The testimony provides an eye-opening look into the depths of Malthusian froth of the time and also provides a great case study for thinking about the role of experts in policy making. I plan on using the testimony in future courses, so I am making it available here as a PDF.
Below are some excerpts and a starter-set of discussion questions.The whole testimony which is worth reading in full. First Ehrlich:
Ehrlich: I suspect you're aware, that the increased price of petroleum which is certainly related to the near depletion of petroleum resources-they're going to be gone by the end of the century . . .Class discussion questions:
I think that what is not realized, and it's going to be one of the hardest things to be accepted by the Americans in general, is that the onset of the age of scarcity essentially demolishes current models of economists. We are going to move to a no-growth [economy]. Now, whether we do it intelligently through the Government by planning as rapidly as possible, or whether we move there automatically-by the way, when I look at some of the figures these days, I think we're moving there much more rapidly than people realize--we're going to get there, obviously. And I think we'd do a lot better if we had some planning for the dislocations that will inevitably occur. . .
If bad weather continues in the Midwest this year, and if the monsoon should fail this year in India, as it might, then I think you're going to see the age of scarcity and many of the changes I'm talking about coming on next winter.'I mean that's when we're really going to start getting into it. If we are "fortunate" for a few years, and have nothing but good weather, then it'll come on, you know, 5 or 10 years down the pike. But of course during that time populations will have increased. . . .
I think that the thing you can say with absolute assurance is, considering the magnitude of the changes, if we have 20 years-which I wouldn't put a nickel on-but if we have 20 years, we're already 10 years too late in starting to do something about it. We're not going to change the political and economic structure of the United States overnight. And for that reason, I think that any feeling of urgency that you can generate--one of the big problems is how do you generate a feeling of urgency . . .
- How did Ehrlich's warnings pan out?
- Should policy makers have acted on his advice? Why? Why not? (and what would it have meant to "act"?)
- What makes experts today more believable by policy makers than Ehrlich was then (both contemporaneously and with the advantage of hindsight)?
- Should experts at the time have helped campaign to increase a sense of "urgency"?
Holdren: The. main point here is that, although there may be defects in any specific detailed model, the general conclusion is far more robust than any specific model. At the same time, one has to make a certain disclaimer, and that is that neither analysis nor computer models are adequate to the task of predicting exactly what disaster will follow from a continuation of present trends and exactly when such a disaster will take place.Class discussion questions:
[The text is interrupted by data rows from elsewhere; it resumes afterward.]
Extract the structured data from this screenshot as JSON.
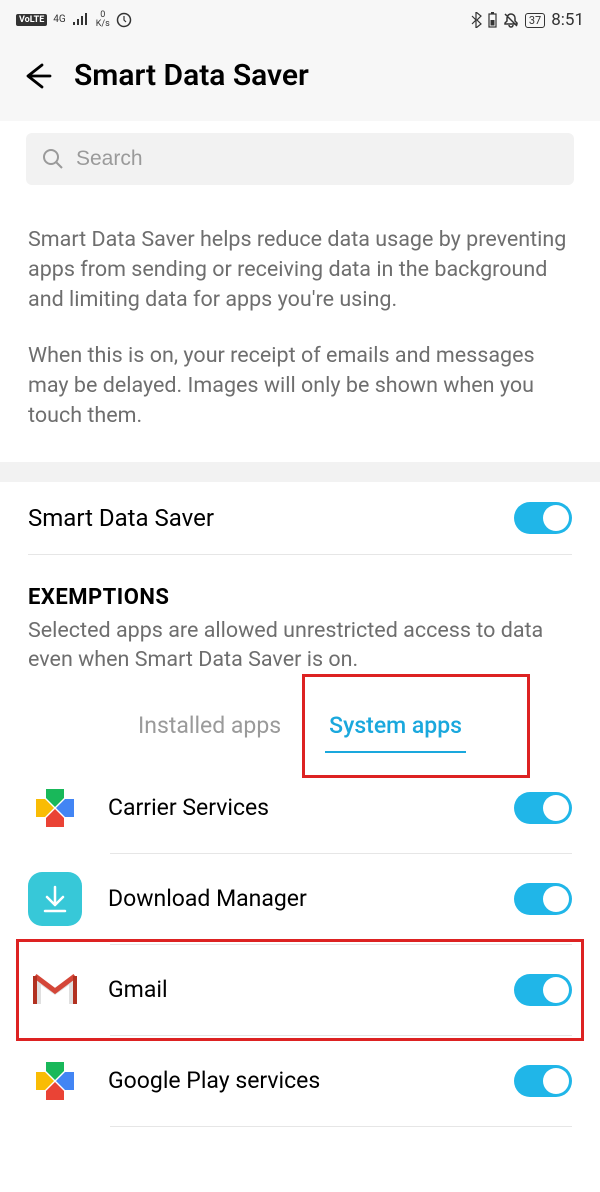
{
  "status": {
    "volte": "VoLTE",
    "net": "4G",
    "speed_top": "0",
    "speed_unit": "K/s",
    "battery": "37",
    "time": "8:51"
  },
  "header": {
    "title": "Smart Data Saver"
  },
  "search": {
    "placeholder": "Search"
  },
  "description": {
    "p1": "Smart Data Saver helps reduce data usage by preventing apps from sending or receiving data in the background and limiting data for apps you're using.",
    "p2": "When this is on, your receipt of emails and messages may be delayed. Images will only be shown when you touch them."
  },
  "main_toggle": {
    "label": "Smart Data Saver"
  },
  "exemptions": {
    "title": "EXEMPTIONS",
    "subtitle": "Selected apps are allowed unrestricted access to data even when Smart Data Saver is on."
  },
  "tabs": {
    "installed": "Installed apps",
    "system": "System apps"
  },
  "apps": [
    {
      "name": "Carrier Services"
    },
    {
      "name": "Download Manager"
    },
    {
      "name": "Gmail"
    },
    {
      "name": "Google Play services"
    }
  ]
}
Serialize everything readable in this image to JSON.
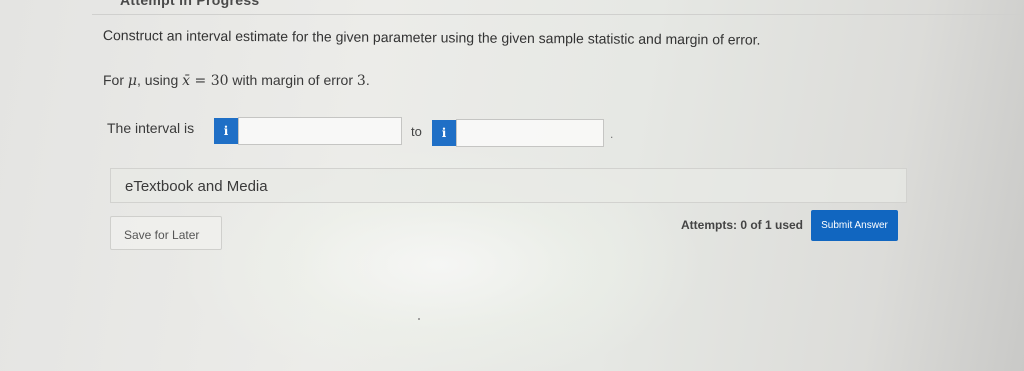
{
  "header": {
    "status_text": "Attempt in Progress"
  },
  "question": {
    "prompt": "Construct an interval estimate for the given parameter using the given sample statistic and margin of error.",
    "for_prefix": "For ",
    "parameter": "μ",
    "using_text": ", using ",
    "statistic": "x̄",
    "equals": " = ",
    "statistic_value": "30",
    "margin_text": " with margin of error ",
    "margin_value": "3",
    "end": "."
  },
  "answer": {
    "interval_label": "The interval is",
    "info_icon": "i",
    "lower_value": "",
    "to_label": "to",
    "upper_value": "",
    "period": "."
  },
  "resources": {
    "etextbook_label": "eTextbook and Media"
  },
  "footer": {
    "save_label": "Save for Later",
    "attempts_text": "Attempts: 0 of 1 used",
    "submit_label": "Submit Answer"
  },
  "colors": {
    "accent": "#1166c0",
    "info_button": "#1f6fc6"
  },
  "icons": {
    "info": "info-icon"
  }
}
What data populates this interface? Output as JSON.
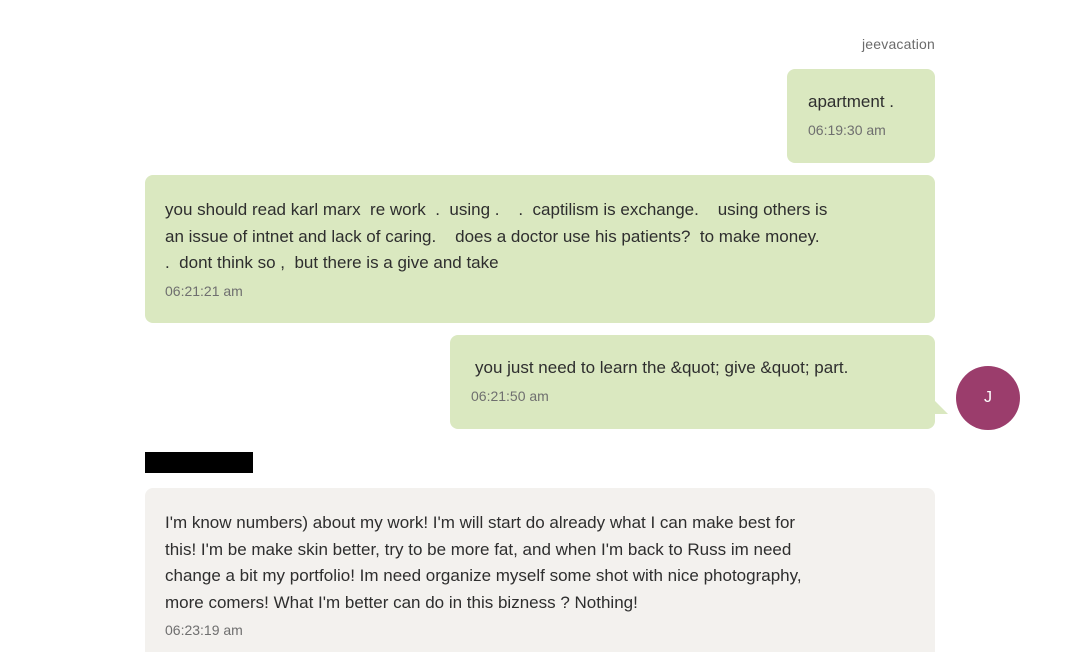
{
  "conversation": {
    "sender_name": "jeevacation",
    "avatar_initial": "J",
    "messages": [
      {
        "direction": "outgoing",
        "text": "apartment .",
        "time": "06:19:30 am"
      },
      {
        "direction": "outgoing",
        "text": "you should read karl marx  re work  .  using .    .  captilism is exchange.    using others is\nan issue of intnet and lack of caring.    does a doctor use his patients?  to make money.\n.  dont think so ,  but there is a give and take",
        "time": "06:21:21 am"
      },
      {
        "direction": "outgoing",
        "text": "you just need to learn the &quot; give &quot; part.",
        "time": "06:21:50 am"
      },
      {
        "direction": "incoming",
        "text": "I'm know numbers) about my work! I'm will start do already what I can make best for\nthis! I'm be make skin better, try to be more fat, and when I'm back to Russ im need\nchange a bit my portfolio! Im need organize myself some shot with nice photography,\nmore comers! What I'm better can do in this bizness ? Nothing!",
        "time": "06:23:19 am"
      }
    ]
  },
  "colors": {
    "outgoing_bubble": "#dae8c0",
    "incoming_bubble": "#f3f1ee",
    "avatar": "#9b3d6c",
    "redaction": "#000000"
  }
}
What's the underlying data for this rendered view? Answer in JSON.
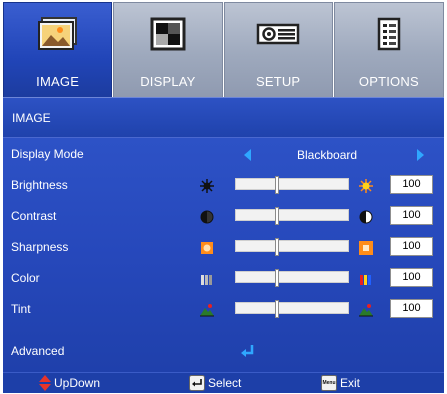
{
  "tabs": [
    {
      "label": "IMAGE",
      "icon": "image-icon",
      "active": true
    },
    {
      "label": "DISPLAY",
      "icon": "display-icon",
      "active": false
    },
    {
      "label": "SETUP",
      "icon": "projector-icon",
      "active": false
    },
    {
      "label": "OPTIONS",
      "icon": "options-icon",
      "active": false
    }
  ],
  "section": {
    "title": "IMAGE"
  },
  "display_mode": {
    "label": "Display Mode",
    "value": "Blackboard"
  },
  "adjustments": [
    {
      "label": "Brightness",
      "value": "100",
      "level": 0.36
    },
    {
      "label": "Contrast",
      "value": "100",
      "level": 0.36
    },
    {
      "label": "Sharpness",
      "value": "100",
      "level": 0.36
    },
    {
      "label": "Color",
      "value": "100",
      "level": 0.36
    },
    {
      "label": "Tint",
      "value": "100",
      "level": 0.36
    }
  ],
  "advanced": {
    "label": "Advanced"
  },
  "footer": {
    "updown": "UpDown",
    "select": "Select",
    "exit": "Exit",
    "menu_key": "Menu"
  },
  "colors": {
    "active_tab": "#2145b8",
    "inactive_tab": "#9ea9bd",
    "panel": "#2648bb",
    "arrow": "#2fa7ff",
    "enter": "#2fa7ff",
    "updown_arrow": "#e8342a"
  }
}
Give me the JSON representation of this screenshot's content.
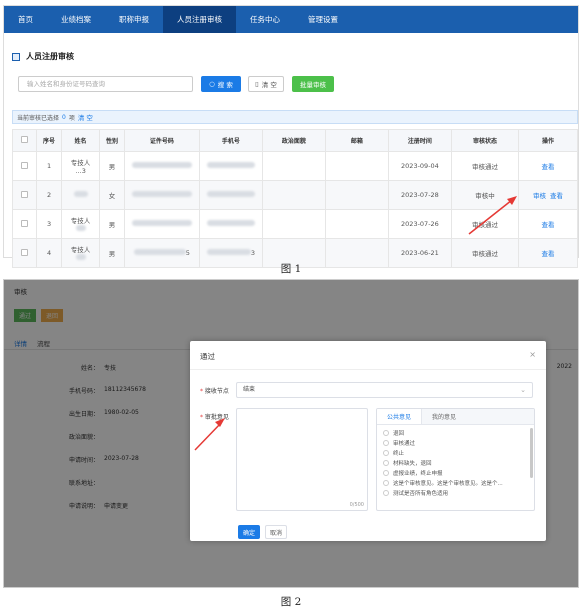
{
  "fig1": {
    "nav": [
      "首页",
      "业绩档案",
      "职称申报",
      "人员注册审核",
      "任务中心",
      "管理设置"
    ],
    "page_title": "人员注册审核",
    "search": {
      "placeholder": "输入姓名和身份证号码查询"
    },
    "buttons": {
      "search": "搜 索",
      "clear": "清 空",
      "batch": "批量审核"
    },
    "selected": {
      "prefix": "当前审核已选择",
      "count": "0",
      "suffix": "项",
      "clear": "清 空"
    },
    "table": {
      "headers": [
        "序号",
        "姓名",
        "性别",
        "证件号码",
        "手机号",
        "政治面貌",
        "邮箱",
        "注册时间",
        "审核状态",
        "操作"
      ],
      "rows": [
        {
          "no": "1",
          "name": "专技人",
          "name2": "…3",
          "gender": "男",
          "date": "2023-09-04",
          "status": "审核通过",
          "ops": [
            "查看"
          ]
        },
        {
          "no": "2",
          "name": "",
          "name2": "",
          "gender": "女",
          "date": "2023-07-28",
          "status": "审核中",
          "ops": [
            "审核",
            "查看"
          ]
        },
        {
          "no": "3",
          "name": "专技人",
          "name2": "",
          "gender": "男",
          "date": "2023-07-26",
          "status": "审核通过",
          "ops": [
            "查看"
          ]
        },
        {
          "no": "4",
          "name": "专技人",
          "name2": "",
          "gender": "男",
          "date": "2023-06-21",
          "status": "审核通过",
          "ops": [
            "查看"
          ]
        }
      ],
      "row4_id_tail": "5",
      "row4_phone_tail": "3"
    },
    "caption": "图 1"
  },
  "fig2": {
    "bg_title": "审核",
    "bg_buttons": [
      "通过",
      "退回"
    ],
    "bg_tabs": [
      "详情",
      "流程"
    ],
    "bg_rows": [
      {
        "label": "姓名：",
        "value": "专技"
      },
      {
        "label": "手机号码：",
        "value": "18112345678"
      },
      {
        "label": "出生日期：",
        "value": "1980-02-05"
      },
      {
        "label": "政治面貌：",
        "value": ""
      },
      {
        "label": "申请时间：",
        "value": "2023-07-28"
      },
      {
        "label": "联系地址：",
        "value": ""
      },
      {
        "label": "申请说明：",
        "value": "申请变更"
      }
    ],
    "bg_right": "2022",
    "dialog": {
      "title": "通过",
      "close": "×",
      "node_label": "接收节点",
      "node_value": "结束",
      "opinion_label": "审批意见",
      "counter": "0/500",
      "tabs": [
        "公共意见",
        "我的意见"
      ],
      "opinions": [
        "退回",
        "审核通过",
        "终止",
        "材料缺失，退回",
        "虚报业绩，终止申报",
        "这是个审核意见。这是个审核意见。这是个...",
        "测试是否所有角色适用"
      ],
      "ok": "确定",
      "cancel": "取消"
    },
    "caption": "图 2"
  }
}
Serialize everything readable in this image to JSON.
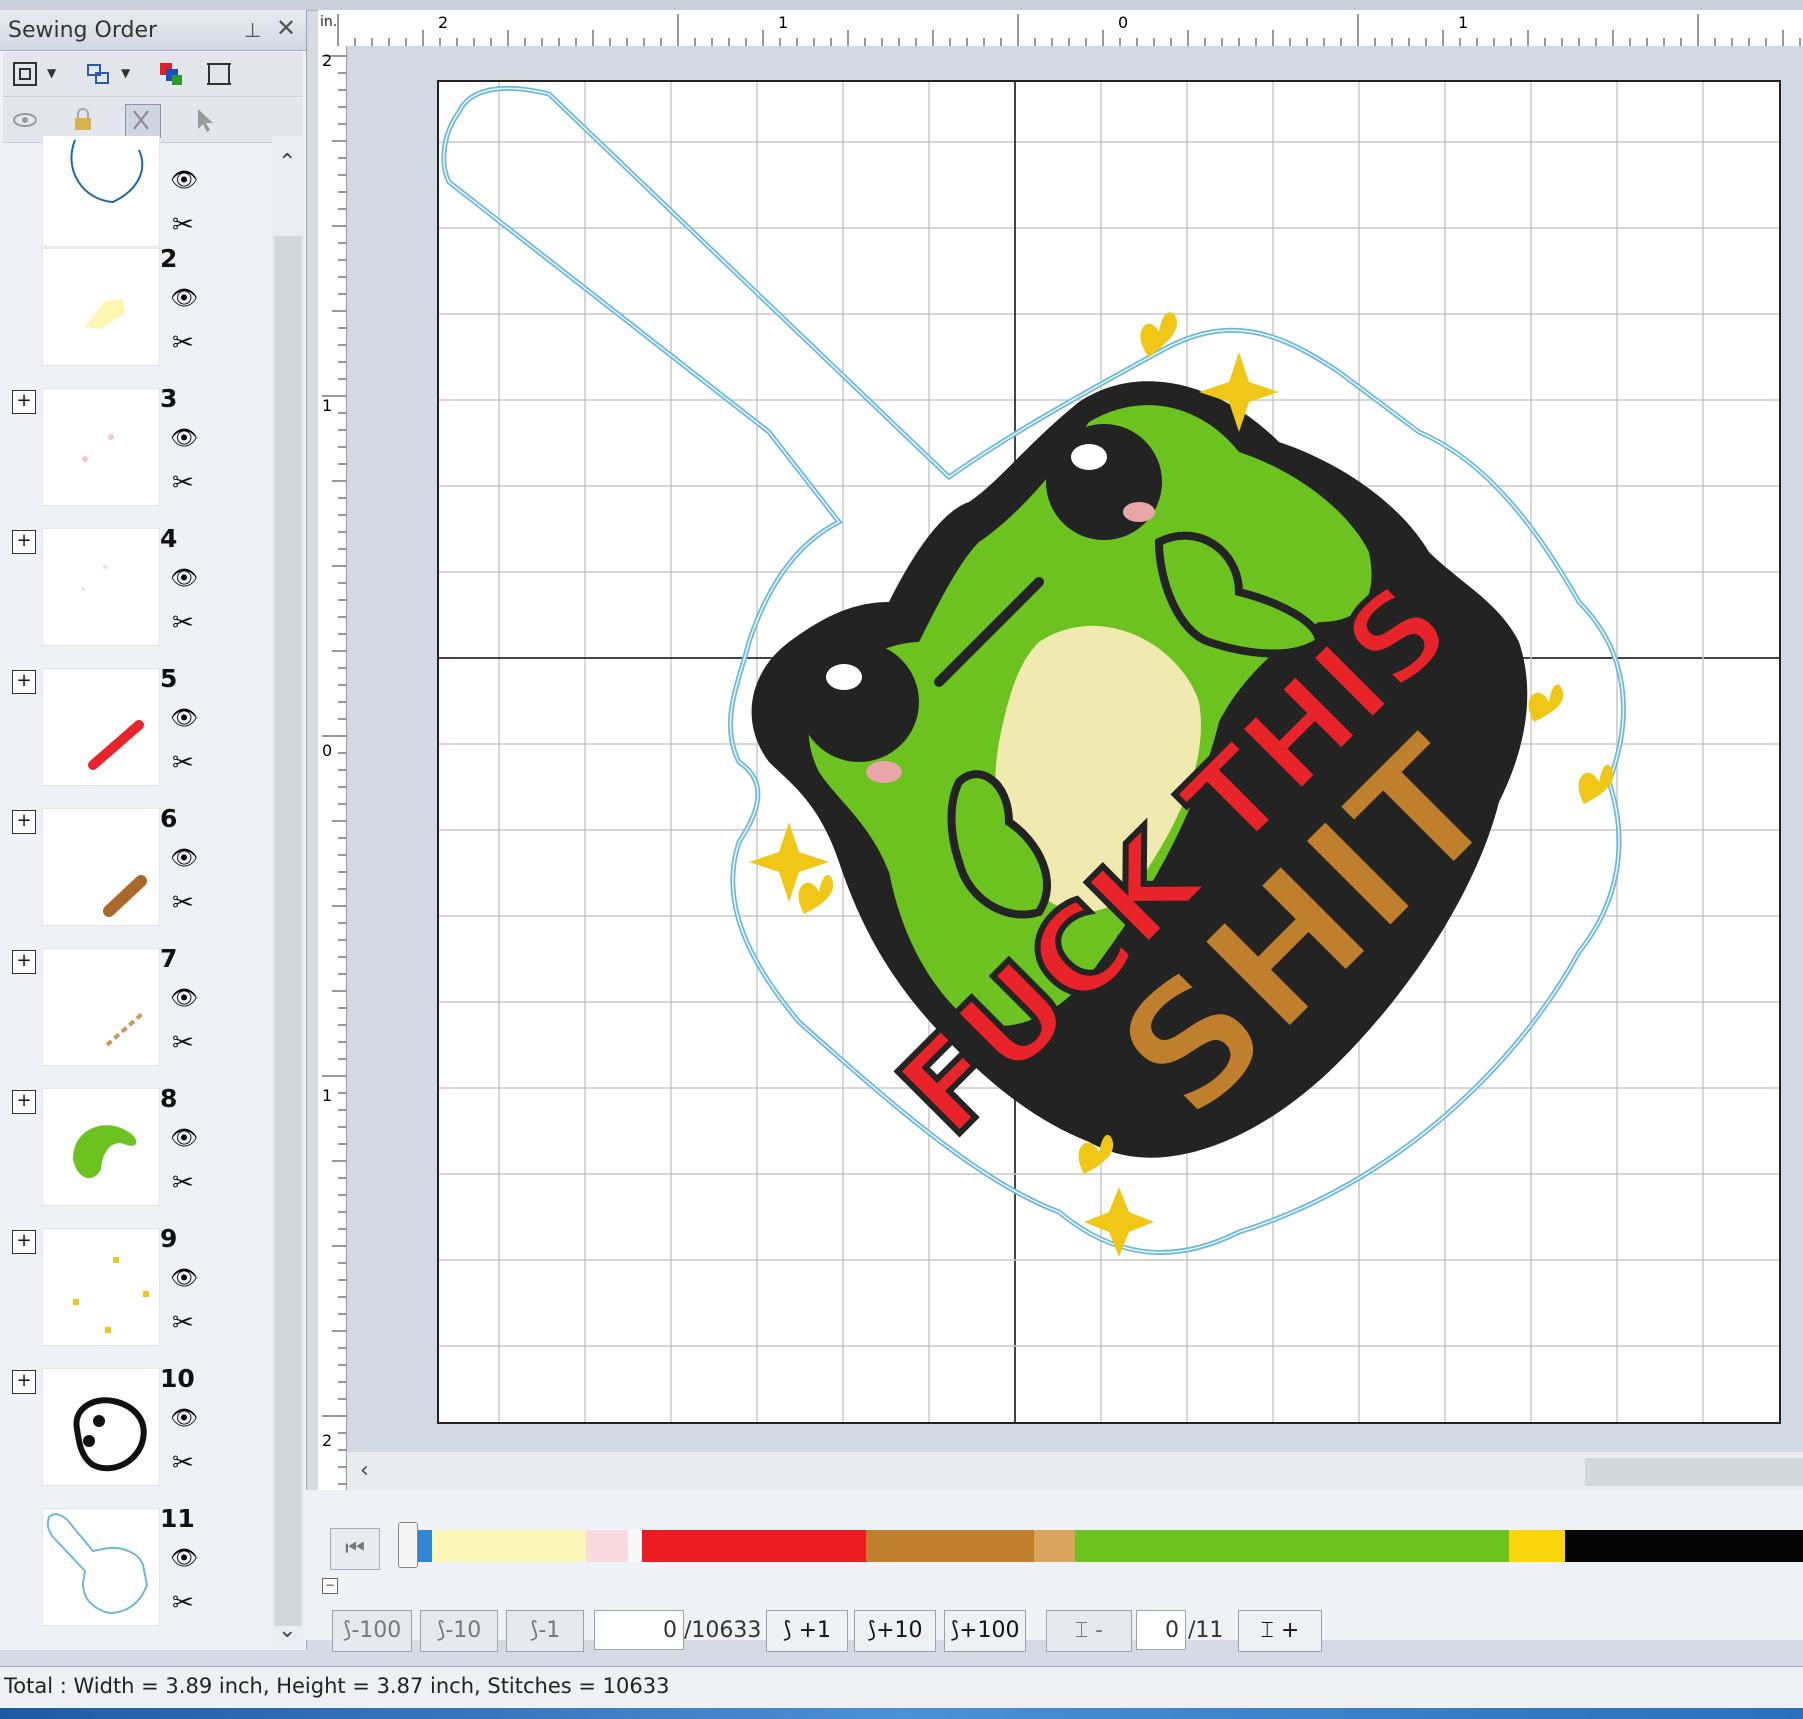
{
  "panel": {
    "title": "Sewing Order",
    "pin": "⊥",
    "close": "✕"
  },
  "sewing_items": [
    {
      "number": "",
      "has_expand": false,
      "thumb": "outline-top-icon"
    },
    {
      "number": "2",
      "has_expand": false,
      "thumb": "pale-yellow-icon"
    },
    {
      "number": "3",
      "has_expand": true,
      "thumb": "pink-dots-icon"
    },
    {
      "number": "4",
      "has_expand": true,
      "thumb": "faint-dots-icon"
    },
    {
      "number": "5",
      "has_expand": true,
      "thumb": "red-text-icon"
    },
    {
      "number": "6",
      "has_expand": true,
      "thumb": "brown-text-icon"
    },
    {
      "number": "7",
      "has_expand": true,
      "thumb": "tan-line-icon"
    },
    {
      "number": "8",
      "has_expand": true,
      "thumb": "green-frog-icon"
    },
    {
      "number": "9",
      "has_expand": true,
      "thumb": "yellow-dots-icon"
    },
    {
      "number": "10",
      "has_expand": true,
      "thumb": "black-outline-icon"
    },
    {
      "number": "11",
      "has_expand": false,
      "thumb": "blue-outline-icon"
    }
  ],
  "ruler": {
    "unit": "in.",
    "top_labels": [
      "2",
      "1",
      "0",
      "1"
    ],
    "left_labels": [
      "2",
      "1",
      "0",
      "1",
      "2"
    ]
  },
  "design_text": {
    "line1": "FUCK THIS",
    "line2": "SHIT"
  },
  "colors": {
    "frog_green": "#6cc21f",
    "belly": "#f1eab0",
    "red_text": "#e8232a",
    "brown_text": "#c07f2c",
    "yellow": "#f0c617",
    "outline_blue": "#6fb9d6",
    "black": "#232323",
    "blush": "#e9a6a9"
  },
  "color_bar": [
    {
      "color": "#2f86d6",
      "weight": 1
    },
    {
      "color": "#fbf6b9",
      "weight": 11
    },
    {
      "color": "#f9d9de",
      "weight": 3
    },
    {
      "color": "#f7f7f7",
      "weight": 1
    },
    {
      "color": "#ec1c24",
      "weight": 16
    },
    {
      "color": "#c07f2c",
      "weight": 12
    },
    {
      "color": "#d8a45e",
      "weight": 3
    },
    {
      "color": "#6cc21f",
      "weight": 31
    },
    {
      "color": "#fad50a",
      "weight": 4
    },
    {
      "color": "#050505",
      "weight": 17
    }
  ],
  "stepper": {
    "minus100": "-100",
    "minus10": "-10",
    "minus1": "-1",
    "stitch_value": "0",
    "stitch_total": "/10633",
    "plus1": "+1",
    "plus10": "+10",
    "plus100": "+100",
    "frame_minus": "-",
    "frame_value": "0",
    "frame_total": "/11",
    "frame_plus": "+"
  },
  "status": {
    "text": "Total : Width = 3.89 inch, Height = 3.87 inch, Stitches = 10633"
  }
}
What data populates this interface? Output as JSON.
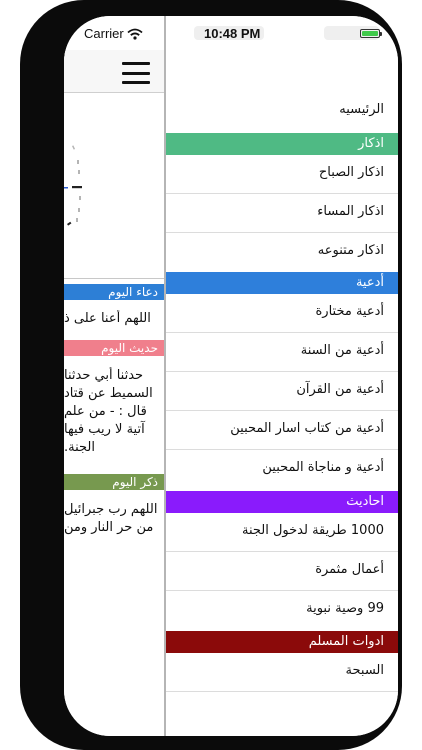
{
  "status_bar": {
    "carrier": "Carrier",
    "time": "10:48 PM",
    "battery_color": "#3fc94a"
  },
  "main_pane": {
    "menu_icon": "hamburger-icon",
    "sections": [
      {
        "header": "دعاء اليوم",
        "color": "#2d7fd6",
        "lines": [
          "اللهم أعنا على ذ"
        ]
      },
      {
        "header": "حديث اليوم",
        "color": "#f07f8c",
        "lines": [
          "حدثنا أبي حدثنا",
          "السميط عن قتاد",
          "قال : - من علم",
          "آتية لا ريب فيها",
          "الجنة."
        ]
      },
      {
        "header": "ذكر اليوم",
        "color": "#77994f",
        "lines": [
          "اللهم رب جبرائيل",
          "من حر النار ومن"
        ]
      }
    ]
  },
  "menu": {
    "home": "الرئيسيه",
    "sections": [
      {
        "header": "اذكار",
        "color": "#4fba84",
        "items": [
          "اذكار الصباح",
          "اذكار المساء",
          "اذكار متنوعه"
        ]
      },
      {
        "header": "أدعية",
        "color": "#2e7fdb",
        "items": [
          "أدعية مختارة",
          "أدعية من السنة",
          "أدعية من القرآن",
          "أدعية من كتاب اسار المحبين",
          "أدعية و مناجاة المحبين"
        ]
      },
      {
        "header": "احاديث",
        "color": "#8a1bfc",
        "items": [
          "1000 طريقة لدخول الجنة",
          "أعمال مثمرة",
          "99 وصية نبوية"
        ]
      },
      {
        "header": "ادوات المسلم",
        "color": "#8b0a0a",
        "items": [
          "السبحة"
        ]
      }
    ]
  }
}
Now, this problem puts those of us who tend to view with alarm in a somewhat curious position. We're calling upon society to make major changes, but we cannot prove exactly what will happen and exactly when, in the absence of those kinds of changes. This particular point is often used against us by people who are optimistic and believe that one way or another, technology will let us muddle through. I think a useful way to think about this particular dilemma is in terms of the burden of proof; that is, we should ask: Are we worse off if we believe the pessimists and they are wrong, or are we worse off if we believe the optimists and they are wrong?
I think the conclusion is clear. . .
In addition to the reliance on technological panaceas, per se. there is an enormious reliance on the part of optimists of various kinds of the price mechanism, on economic forces, to somehow bail us out of the kinds of difficulties that we're in for. This too has been one of the major criticisms of "Limits to Growth," tlat somehow they didn't adequately incorporate what the price mechanism would do for us in extricating us from this morass of problems.
In this context I think its very important to understand what economics is. Economics is the study of how to allocate resources that are fundamentally scarce in the most efficient way. It doesn't always even do that. But ideally, the idea behind economics is to allocate scarce resources. It does not make scarce resources less scarce. . .
This tendency is perhaps the most dangerous one we face, that somehow people want to wait until the evidence is absolutely overwhelming, that we're in for a catastrophe, before they take action. What worries me is that by the time the evidence is absolutely overwhelming, a good deal of the damage may in fact be irreversible. It's the same tendency toward oversimplification which leads people to think that one set of technological solutions will bail us out. As much as we need technology, we need a good many other things. And as you've already suggested this morning, one of them is social and institutional changes . . .
- How do you evaluate Holdren's view of technology?
- How do you view Holdren's view of economics?
- How much evidence should policy makers have before committing to a particular course of action?
- In what ways are experts who call for social and institutional changes in society different than Holdren/Ehrlich in 1974?
Over all, what advice should experts take from these cases for thinking about how their testimony in 2013 might be viewed from the perspective of 2053?